Reviewer: JAMES ACKLAND
Label - Cinema Cult
Audio - English (Dolby Digital 2.0)
Aspect Ratio - 1.78:1
Region Coding - B (Blu-Ray)
TV Standard - PAL
Rating - R18+
Year of Release - 1979
`Buy here from Screenpop
Tagline: In Borstal survival rules
Alan Clark gives a brutally honest inside look into juvenile detention system in 1970's England.
Carlin (Ray Winstone) is sent to a borstal for young offenders after knocking down a police officer and is quickly submerged into a world of hierarchy, abuse and power.
Within the Borstal walls life is directed by the Screws, adult supervisors who answer to the Governor. The Screws then confer with the head prisoner, the Daddy. The Daddy's job is to keep order within the other inmates through fear and pressure. You'll witness physical, mental and sexual abuse. Heavy acts of racism and humiliation leading to the inevitable disintegration of the human spirit. The blind eye turned on those in apparent rehabilitation is clearly marked in the governors firm statement "There is no violence here!"
Carlin soon learns to use physical intimidation and the prisoners moral code of conduct to rise amongst the ranks. Once there life allows some kind of privilege and he is able to better manage himself and fellow inmates. But amongst corrupt officials and the bad seeds order must be dealt with some very harsh penalties.
There is no facing away from the violence and abuse shown here. To present it in another way would be false. I'm sure there were less harsh institutions and I'm sure there were even more violent ones.
Clark was known for his unflinching realism in many of his television works and here we see him free of many constrains that would censor his vision. We never leave the borstal to see the outside world, we the audience are imprisoned with the unfairly young inmates and suffer many of the violence they deal with daily.
Winstone had actually just been kicked out of drama school for vandalism and went to a round of auditions so he could have a beer afterwards with some fellow actors. Clark noticing Winstones cockiness cast him then and there.
Scum was originally shot 2 years prior as a TV play for the popular series Play for today. However it's presentation of the grim reality was too much for the BBC and it was banned before even screening. In a clear sign of disappointment and retaliation Clarke then decided to make the full movie version we have today which upon release was quickly included into the Video nasty category a term infamously used in the early 1980s. Reality for brits was to be seen on shows like Coronation street and the Two Ronnies as far as the government managed censor board would have it.

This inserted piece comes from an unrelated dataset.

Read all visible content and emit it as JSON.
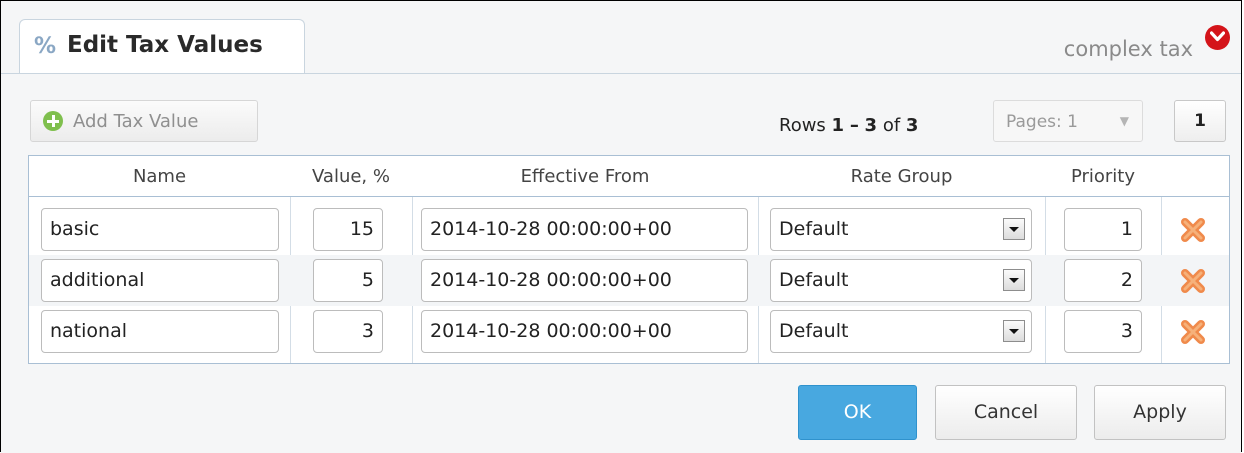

The incredibly young and even then talented Ray Winstone may be the familiar actor in Scum but as far as performance goes, he is relegated as the second player to Mick Ford's Archer. A vegetarian literary type who relishes using his wit and intellect to obtain small wins over the hand that feeds. So effortlessly played and an important character to have amongst the cast.
Also of note are nods to Stanley Kubrick's Clockwork Orange. Is this the alternative to Alex's treatment? And the governor (Peter Howell) bears more than a passing resemblance and mannerisms to Clockwork's Minister of the interior.
Clarke would go on to direct Made in England (1982) introduce the world to Tim Roth, direct David Bowie in Baal (1982) and Gary Oldman in The Firm (1989) before succumbing to cancer in 1990.
This was my first watch of Scum and to be honest while I have maybe read about it in a few film magazines I knew very little about it. While it's a very tough watch I have to also conclude that it is a British classic and a document of high importance.
Scrum remains as harrowing, controversial and important as it was in 1979.
The Blu ray transfer of the film is brilliant, crisp and clear. As is the audio track. It's been superbly maintained. The only beef I have with this release is its lack of any kind of extras that have been available on other releases. Overall we are glad that Shock has brought this to us locally and made it willingly available ; and most importantly uncut.